EXTRACTED INFORMATION:
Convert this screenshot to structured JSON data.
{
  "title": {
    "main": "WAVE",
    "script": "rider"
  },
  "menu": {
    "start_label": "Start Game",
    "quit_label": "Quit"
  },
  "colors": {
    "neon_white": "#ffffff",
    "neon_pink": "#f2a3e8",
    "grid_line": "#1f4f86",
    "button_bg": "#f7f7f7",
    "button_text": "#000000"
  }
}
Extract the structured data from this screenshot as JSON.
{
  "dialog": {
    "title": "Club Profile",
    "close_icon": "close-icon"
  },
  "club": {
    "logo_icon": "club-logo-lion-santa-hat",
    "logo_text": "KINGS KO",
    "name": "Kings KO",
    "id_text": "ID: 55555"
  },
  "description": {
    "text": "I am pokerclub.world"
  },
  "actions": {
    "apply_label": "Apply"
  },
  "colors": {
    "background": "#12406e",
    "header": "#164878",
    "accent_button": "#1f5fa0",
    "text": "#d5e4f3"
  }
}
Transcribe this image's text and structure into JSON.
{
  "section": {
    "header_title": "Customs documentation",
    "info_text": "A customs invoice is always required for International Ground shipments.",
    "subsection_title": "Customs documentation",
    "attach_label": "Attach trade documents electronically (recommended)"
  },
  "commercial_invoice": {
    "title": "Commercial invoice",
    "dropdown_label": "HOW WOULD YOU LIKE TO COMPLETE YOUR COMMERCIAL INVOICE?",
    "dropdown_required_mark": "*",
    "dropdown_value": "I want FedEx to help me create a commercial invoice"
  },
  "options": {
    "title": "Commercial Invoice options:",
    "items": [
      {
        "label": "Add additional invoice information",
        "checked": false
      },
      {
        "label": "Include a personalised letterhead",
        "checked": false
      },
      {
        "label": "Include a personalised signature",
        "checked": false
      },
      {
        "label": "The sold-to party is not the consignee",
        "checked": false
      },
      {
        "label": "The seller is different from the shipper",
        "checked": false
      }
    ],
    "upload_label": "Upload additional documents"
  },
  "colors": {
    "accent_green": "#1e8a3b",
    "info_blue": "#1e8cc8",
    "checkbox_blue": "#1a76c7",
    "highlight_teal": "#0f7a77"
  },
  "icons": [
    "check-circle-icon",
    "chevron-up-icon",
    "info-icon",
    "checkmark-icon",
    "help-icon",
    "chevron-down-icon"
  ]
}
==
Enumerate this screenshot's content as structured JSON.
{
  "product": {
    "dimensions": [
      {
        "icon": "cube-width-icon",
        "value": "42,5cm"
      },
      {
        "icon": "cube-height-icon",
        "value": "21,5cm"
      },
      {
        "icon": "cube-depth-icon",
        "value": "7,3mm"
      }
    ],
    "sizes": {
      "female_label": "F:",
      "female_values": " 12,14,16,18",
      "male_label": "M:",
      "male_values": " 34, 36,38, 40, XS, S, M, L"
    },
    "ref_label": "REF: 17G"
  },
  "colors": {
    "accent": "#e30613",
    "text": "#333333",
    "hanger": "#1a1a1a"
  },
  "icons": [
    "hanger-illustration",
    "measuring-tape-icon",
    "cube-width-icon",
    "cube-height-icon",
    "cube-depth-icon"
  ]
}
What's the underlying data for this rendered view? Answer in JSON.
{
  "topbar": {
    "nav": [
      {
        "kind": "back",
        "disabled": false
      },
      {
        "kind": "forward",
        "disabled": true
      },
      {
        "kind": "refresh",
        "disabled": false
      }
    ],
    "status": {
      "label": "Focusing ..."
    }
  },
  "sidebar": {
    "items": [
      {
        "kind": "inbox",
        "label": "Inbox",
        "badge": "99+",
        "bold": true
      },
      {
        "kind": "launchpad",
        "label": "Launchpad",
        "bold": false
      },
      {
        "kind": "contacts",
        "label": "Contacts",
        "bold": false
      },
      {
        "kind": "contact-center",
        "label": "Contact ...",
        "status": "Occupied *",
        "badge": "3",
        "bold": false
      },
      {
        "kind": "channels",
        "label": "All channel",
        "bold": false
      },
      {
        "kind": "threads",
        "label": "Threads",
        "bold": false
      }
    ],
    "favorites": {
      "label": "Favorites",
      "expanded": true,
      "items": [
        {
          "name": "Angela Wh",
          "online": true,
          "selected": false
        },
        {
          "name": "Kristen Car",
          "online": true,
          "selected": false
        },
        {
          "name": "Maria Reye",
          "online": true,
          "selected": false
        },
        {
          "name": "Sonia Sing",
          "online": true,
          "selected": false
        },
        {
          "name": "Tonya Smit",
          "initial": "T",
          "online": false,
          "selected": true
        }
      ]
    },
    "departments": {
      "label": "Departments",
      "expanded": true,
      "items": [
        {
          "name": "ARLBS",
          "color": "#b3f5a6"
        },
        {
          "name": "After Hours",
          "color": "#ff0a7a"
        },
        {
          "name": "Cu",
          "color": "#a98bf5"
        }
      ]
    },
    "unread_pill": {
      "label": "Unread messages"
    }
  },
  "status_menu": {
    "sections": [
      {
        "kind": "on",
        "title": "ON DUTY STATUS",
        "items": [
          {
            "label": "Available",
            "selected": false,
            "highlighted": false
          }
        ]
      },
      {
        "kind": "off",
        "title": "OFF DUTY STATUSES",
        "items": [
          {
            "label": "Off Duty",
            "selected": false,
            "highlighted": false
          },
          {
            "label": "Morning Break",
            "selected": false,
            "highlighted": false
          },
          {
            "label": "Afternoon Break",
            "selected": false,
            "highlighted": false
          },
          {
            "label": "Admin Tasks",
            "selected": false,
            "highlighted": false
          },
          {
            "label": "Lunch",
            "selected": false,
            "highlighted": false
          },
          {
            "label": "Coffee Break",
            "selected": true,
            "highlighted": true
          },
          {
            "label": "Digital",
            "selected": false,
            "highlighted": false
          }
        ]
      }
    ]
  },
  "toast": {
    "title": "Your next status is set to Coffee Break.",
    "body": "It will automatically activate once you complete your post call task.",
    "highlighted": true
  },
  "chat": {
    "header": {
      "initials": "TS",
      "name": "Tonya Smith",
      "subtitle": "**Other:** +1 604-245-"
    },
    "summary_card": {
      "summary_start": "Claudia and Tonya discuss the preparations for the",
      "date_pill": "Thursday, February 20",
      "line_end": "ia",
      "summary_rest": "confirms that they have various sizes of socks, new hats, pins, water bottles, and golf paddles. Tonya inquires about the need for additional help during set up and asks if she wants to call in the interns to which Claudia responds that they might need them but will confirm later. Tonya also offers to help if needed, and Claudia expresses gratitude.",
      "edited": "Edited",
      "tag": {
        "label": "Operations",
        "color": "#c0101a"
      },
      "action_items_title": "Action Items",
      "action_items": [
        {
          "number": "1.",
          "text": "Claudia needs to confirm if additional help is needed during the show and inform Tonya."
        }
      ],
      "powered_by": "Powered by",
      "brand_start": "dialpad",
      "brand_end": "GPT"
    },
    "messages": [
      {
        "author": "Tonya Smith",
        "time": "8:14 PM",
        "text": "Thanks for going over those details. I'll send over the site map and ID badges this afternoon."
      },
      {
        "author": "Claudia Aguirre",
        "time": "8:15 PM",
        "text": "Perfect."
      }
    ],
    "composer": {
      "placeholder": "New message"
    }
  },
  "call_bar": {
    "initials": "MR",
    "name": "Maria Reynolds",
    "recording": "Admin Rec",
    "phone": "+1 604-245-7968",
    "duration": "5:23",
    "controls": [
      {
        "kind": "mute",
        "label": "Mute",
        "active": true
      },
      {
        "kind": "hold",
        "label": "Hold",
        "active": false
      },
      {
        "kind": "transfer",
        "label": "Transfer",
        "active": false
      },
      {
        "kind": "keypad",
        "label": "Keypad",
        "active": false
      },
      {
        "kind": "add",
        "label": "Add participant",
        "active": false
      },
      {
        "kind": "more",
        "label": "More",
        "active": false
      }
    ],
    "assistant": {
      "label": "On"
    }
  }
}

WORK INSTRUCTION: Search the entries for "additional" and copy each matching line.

ANSWER SPACE:
        "label": "Add additional invoice information",
    "upload_label": "Upload additional documents"
      "summary_rest": "confirms that they have various sizes of socks, new hats, pins, water bottles, and golf paddles. Tonya inquires about the need for additional help during set up and asks if she wants to call in the interns to which Claudia responds that they might need them but will confirm later. Tonya also offers to help if needed, and Claudia expresses gratitude.",
          "text": "Claudia needs to confirm if additional help is needed during the show and inform Tonya."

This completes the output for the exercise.